Entries provided —
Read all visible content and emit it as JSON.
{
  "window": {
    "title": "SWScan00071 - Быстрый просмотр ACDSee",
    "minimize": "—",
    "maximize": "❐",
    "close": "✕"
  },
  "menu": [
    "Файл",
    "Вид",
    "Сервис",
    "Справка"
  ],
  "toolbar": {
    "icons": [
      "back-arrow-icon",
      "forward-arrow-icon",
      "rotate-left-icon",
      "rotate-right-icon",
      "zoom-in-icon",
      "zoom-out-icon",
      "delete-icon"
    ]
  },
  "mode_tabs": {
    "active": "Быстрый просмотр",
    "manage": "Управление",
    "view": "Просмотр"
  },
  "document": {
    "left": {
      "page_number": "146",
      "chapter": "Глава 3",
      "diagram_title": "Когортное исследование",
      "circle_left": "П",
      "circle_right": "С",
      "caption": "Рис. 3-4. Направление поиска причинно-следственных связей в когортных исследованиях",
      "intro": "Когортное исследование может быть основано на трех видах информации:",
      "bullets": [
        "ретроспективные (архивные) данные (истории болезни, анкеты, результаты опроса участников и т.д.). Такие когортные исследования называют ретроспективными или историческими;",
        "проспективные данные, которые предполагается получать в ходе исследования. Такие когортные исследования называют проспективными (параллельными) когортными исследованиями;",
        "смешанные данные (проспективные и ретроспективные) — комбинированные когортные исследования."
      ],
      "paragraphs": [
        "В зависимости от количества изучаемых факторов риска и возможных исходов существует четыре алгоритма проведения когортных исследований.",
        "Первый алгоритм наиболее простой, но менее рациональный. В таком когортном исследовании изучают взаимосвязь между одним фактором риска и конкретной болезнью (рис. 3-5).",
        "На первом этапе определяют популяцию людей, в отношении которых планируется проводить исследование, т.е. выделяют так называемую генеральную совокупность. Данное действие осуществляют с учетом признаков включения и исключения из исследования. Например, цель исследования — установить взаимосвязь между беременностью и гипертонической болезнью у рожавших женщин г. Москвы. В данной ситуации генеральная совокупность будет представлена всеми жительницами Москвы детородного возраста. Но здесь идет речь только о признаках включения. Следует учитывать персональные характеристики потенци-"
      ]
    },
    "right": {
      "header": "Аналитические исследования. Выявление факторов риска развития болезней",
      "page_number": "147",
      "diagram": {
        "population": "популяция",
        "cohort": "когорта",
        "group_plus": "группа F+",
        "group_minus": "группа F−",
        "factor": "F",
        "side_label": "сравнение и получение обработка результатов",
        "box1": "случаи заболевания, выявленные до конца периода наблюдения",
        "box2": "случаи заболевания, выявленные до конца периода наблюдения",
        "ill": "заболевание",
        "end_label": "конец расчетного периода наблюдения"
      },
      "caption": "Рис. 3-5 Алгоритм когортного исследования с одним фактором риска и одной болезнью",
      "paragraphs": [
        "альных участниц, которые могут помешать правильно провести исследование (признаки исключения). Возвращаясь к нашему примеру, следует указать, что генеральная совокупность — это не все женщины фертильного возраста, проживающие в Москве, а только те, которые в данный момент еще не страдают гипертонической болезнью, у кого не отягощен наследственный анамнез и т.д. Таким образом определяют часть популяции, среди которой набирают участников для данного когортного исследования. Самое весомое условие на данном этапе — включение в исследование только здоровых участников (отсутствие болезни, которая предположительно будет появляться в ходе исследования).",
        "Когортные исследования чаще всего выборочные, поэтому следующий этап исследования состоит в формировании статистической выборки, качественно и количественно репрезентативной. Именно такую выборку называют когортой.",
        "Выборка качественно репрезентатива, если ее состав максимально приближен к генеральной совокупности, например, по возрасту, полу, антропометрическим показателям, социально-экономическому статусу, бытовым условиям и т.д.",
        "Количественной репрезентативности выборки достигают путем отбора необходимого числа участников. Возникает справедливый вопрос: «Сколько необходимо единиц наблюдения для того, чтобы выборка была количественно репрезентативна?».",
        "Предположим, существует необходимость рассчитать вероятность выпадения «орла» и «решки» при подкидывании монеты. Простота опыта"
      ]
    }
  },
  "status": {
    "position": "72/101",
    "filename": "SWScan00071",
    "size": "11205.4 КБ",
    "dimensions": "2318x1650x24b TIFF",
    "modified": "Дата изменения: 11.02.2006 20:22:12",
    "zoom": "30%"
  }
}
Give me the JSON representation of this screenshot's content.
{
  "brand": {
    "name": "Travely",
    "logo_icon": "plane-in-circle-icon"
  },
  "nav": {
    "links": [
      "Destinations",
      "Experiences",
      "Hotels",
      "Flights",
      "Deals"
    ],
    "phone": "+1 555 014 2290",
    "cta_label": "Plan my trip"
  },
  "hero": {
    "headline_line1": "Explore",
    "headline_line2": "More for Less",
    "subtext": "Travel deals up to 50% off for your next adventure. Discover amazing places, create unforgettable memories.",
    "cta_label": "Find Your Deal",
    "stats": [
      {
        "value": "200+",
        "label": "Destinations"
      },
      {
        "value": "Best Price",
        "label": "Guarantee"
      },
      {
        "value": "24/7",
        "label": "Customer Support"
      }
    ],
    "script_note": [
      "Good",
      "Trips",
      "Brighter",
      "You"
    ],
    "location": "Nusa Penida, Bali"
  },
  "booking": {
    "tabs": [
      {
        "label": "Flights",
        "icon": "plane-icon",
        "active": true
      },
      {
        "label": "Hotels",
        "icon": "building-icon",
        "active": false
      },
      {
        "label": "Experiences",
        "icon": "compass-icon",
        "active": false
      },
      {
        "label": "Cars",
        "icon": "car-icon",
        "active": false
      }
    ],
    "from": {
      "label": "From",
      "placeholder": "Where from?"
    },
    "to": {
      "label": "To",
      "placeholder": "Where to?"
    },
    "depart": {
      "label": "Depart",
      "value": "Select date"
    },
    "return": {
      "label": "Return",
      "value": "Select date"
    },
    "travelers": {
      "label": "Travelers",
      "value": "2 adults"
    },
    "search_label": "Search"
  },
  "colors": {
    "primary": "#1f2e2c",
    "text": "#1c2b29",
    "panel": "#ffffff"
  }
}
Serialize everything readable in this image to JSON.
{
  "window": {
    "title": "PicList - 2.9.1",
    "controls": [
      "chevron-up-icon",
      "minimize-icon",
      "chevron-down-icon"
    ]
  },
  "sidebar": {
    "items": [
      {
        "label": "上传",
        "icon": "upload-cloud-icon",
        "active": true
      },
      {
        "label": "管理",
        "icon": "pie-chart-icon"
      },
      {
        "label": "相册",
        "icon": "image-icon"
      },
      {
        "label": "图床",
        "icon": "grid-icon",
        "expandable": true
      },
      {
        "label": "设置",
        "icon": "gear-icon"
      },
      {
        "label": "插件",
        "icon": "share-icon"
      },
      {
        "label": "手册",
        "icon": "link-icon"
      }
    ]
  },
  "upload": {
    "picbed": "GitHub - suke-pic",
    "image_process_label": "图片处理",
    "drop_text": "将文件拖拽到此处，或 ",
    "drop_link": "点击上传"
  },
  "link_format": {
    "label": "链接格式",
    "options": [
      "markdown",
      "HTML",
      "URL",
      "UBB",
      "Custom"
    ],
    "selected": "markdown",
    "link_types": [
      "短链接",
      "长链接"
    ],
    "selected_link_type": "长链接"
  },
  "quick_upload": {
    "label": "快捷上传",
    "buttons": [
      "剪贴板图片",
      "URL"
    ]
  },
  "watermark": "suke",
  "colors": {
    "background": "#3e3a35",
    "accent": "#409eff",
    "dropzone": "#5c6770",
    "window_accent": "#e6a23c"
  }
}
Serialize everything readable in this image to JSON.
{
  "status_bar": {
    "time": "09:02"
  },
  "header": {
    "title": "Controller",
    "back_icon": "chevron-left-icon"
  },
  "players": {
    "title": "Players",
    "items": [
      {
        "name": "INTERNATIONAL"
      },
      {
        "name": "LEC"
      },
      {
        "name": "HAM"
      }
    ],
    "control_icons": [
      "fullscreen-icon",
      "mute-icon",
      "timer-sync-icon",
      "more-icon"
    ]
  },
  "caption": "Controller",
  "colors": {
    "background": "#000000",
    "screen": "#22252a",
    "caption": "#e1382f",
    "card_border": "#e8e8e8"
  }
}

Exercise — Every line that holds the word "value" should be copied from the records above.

Task response —
        "value": "200+",
        "value": "Best Price",
        "value": "24/7",
      "value": "Select date"
      "value": "Select date"
      "value": "2 adults"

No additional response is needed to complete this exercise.